The athletic facilities at Zachary are also first-rate. The football stadium has undergone a complete makeover, with new bleachers, new lights, a new press box, and FieldTurf. The Zachary school district now has to do all it can to keep students from outside from transferring in, much the way you see with small school district in Kansas which border larger districts. For instance, it goes on in Barton County, which is due south of Russell County, as parents try to escape Great Bend and enroll students in neighboring Central Plains (Claflin), Ellinwood and Hoisington.
The St. Amant-Zachary game was one of the strangest I’ve covered, and I’ve covered close to 200 football games. St. Amant took a quick 10-0 lead, but the Broncos tied it on back-to-back plays, a safety and a return of the ensuing free kick for a touchdown by Leonard Scott, who went on to play at Tennessee. Zachary gained less than 100 yards, but it also recovered a Gator fumble in the end zone for a touchdown and prevailed 24-22.
As strange as the game was, it was even stranger after. The game lasted three hours, meaning I was already in trouble. I didn’t have a laptop during the 1997 season, which meant I had to drive back to The Advocate office in the shadow of the Louisiana State Capitol to write my story in the sports office. Problem was, I was 25 minutes away from the office, and to make matters worse, the traffic flow out of Zachary’s stadium is a nightmare. It took 10 minutes to get out of the stadium after conducting interviews with coaches Doug Moreau of St. Amant and Bill Burke of Zachary, and by time I got to the office, it was 10:45, and deadline was 11:15.

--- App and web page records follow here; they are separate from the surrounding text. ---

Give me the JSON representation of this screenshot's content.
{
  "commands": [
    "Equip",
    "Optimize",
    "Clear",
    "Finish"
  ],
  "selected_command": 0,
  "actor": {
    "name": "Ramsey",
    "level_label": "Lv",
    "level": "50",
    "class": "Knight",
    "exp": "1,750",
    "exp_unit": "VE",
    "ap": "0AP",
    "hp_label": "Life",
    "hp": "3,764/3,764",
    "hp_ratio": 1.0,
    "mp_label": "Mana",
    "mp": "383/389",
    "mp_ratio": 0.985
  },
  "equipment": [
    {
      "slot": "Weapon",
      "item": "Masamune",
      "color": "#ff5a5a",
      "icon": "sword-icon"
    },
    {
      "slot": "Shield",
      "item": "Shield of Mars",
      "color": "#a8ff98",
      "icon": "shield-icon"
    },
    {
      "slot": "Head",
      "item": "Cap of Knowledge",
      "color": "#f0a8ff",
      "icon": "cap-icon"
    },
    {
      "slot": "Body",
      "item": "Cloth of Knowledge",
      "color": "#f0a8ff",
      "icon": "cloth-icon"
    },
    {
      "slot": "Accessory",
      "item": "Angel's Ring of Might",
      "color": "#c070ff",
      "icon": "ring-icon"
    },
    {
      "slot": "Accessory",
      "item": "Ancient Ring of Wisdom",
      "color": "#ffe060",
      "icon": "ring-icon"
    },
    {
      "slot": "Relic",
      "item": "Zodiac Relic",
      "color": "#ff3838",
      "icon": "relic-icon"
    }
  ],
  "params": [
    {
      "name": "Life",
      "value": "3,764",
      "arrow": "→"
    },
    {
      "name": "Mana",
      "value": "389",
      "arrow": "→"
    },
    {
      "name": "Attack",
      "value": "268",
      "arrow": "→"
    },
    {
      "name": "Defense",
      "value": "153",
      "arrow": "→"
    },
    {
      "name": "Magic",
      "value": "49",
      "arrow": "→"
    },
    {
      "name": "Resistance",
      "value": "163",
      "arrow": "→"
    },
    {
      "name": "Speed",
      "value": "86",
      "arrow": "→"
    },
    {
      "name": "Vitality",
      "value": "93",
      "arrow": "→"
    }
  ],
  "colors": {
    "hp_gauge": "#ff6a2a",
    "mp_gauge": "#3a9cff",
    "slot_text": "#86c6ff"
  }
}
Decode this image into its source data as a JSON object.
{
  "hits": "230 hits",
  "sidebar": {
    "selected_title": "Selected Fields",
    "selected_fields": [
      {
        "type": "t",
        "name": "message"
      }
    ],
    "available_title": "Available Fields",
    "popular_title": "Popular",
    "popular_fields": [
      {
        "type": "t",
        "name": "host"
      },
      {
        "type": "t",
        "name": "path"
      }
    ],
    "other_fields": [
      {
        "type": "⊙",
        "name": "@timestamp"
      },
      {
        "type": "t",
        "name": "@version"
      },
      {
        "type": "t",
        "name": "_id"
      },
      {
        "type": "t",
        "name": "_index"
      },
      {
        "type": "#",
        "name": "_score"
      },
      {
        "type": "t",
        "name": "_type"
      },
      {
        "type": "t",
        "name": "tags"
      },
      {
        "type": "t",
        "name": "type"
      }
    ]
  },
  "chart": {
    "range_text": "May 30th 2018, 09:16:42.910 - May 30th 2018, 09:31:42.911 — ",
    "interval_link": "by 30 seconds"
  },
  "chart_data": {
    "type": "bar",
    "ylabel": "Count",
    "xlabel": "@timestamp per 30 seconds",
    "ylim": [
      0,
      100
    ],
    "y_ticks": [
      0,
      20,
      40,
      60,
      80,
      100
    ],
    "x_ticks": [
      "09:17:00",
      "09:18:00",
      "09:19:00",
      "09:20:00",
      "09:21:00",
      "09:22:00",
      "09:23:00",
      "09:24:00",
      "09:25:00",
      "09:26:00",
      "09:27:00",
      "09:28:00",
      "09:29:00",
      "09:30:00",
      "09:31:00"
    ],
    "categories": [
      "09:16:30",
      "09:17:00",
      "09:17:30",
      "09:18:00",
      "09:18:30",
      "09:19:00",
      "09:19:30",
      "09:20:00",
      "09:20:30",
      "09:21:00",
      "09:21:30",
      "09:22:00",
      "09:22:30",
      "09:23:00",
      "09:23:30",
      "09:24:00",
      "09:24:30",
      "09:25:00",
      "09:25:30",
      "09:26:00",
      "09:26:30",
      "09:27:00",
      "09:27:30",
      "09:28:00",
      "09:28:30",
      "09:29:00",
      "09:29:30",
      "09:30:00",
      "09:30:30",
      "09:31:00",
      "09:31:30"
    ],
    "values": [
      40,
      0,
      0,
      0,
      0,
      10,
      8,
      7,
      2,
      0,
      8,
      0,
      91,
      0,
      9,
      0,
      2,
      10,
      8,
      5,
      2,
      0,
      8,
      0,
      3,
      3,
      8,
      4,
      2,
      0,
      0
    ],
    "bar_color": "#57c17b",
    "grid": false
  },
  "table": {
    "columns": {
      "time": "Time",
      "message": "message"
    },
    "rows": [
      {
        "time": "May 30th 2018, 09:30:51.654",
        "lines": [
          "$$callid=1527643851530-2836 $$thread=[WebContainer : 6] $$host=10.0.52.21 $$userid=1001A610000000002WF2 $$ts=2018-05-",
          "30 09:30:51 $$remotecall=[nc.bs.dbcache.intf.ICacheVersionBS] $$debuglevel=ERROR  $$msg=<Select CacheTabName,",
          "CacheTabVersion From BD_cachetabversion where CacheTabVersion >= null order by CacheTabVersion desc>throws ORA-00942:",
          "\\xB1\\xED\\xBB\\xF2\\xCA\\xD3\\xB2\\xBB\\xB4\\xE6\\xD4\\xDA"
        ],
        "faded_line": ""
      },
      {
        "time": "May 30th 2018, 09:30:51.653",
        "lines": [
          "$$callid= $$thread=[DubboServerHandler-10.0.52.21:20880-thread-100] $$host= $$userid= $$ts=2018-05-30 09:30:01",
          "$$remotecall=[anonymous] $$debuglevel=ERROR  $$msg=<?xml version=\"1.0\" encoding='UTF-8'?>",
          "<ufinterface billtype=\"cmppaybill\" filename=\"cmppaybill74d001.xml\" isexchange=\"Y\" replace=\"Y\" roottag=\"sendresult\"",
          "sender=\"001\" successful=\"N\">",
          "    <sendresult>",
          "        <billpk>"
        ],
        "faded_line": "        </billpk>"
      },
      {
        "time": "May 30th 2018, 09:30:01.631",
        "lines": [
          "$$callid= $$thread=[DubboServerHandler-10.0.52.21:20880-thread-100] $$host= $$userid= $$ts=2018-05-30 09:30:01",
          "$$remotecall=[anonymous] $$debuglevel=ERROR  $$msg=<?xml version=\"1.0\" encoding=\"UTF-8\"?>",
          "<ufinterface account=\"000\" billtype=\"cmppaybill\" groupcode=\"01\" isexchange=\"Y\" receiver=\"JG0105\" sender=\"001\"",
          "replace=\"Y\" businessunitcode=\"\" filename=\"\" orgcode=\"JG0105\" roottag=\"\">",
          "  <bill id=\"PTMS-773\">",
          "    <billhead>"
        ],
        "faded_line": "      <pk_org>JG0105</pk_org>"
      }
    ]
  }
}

I had another long game at Zachary two weeks later. I would be sent farther and father away from downtown Baton Rouge in the future, but starting in 1998, I had a laptop.
In 1998, if the press box had a phone line, I would file my story from the stadium; if the press box didn’t have a phone line, I would go back to the office and file there, and then work with the copy editors to make sure everything was kosher. The press boxes at St. Amant and East Ascension in Gonzales both had phone lines, which helped, since those were a 35-minute drive to downtown.
In 1999 and 2000, if the press box didn’t have a phone line, I’d more often than not go home to file, since I lived in southeast Baton Rouge. Starting in 2001, I had a connection for my cell phone to dial into the modem at The Advocate office, so that problem was solved.
Since I had a laptop and a computer statistics program, and because I was the fastest writer on The Advocate‘s high school football staff, Robin Fambrough would send me long distances more often than not. I covered not only from Zachary, St. Amant and East Ascension, but Donaldsonville, Lutcher, Plaquemine, Livonia, West Feliciana (St. Francisville), Clinton (now East Feliciana), St. Helena (Greensburg), Kentwood, Amite City, Independence, Hammond, Covington, Slidell, Destrehan, Hahnville, and of course, the Big Easy and its many suburbs. I also covered a couple of games from Parkview Baptist, which was three blocks from my Old Jefferson Highway apartment from 2000 through July 2003, plus a few at Olympia and Memorial Stadiums in Baton Rouge.
Today, the travel is longer, but the deadlines aren’t there. Most people at these stadiums in small towns want to get out of there ASAP. I can’t blame them, although writing the story there might save me a lot of time on the weekends.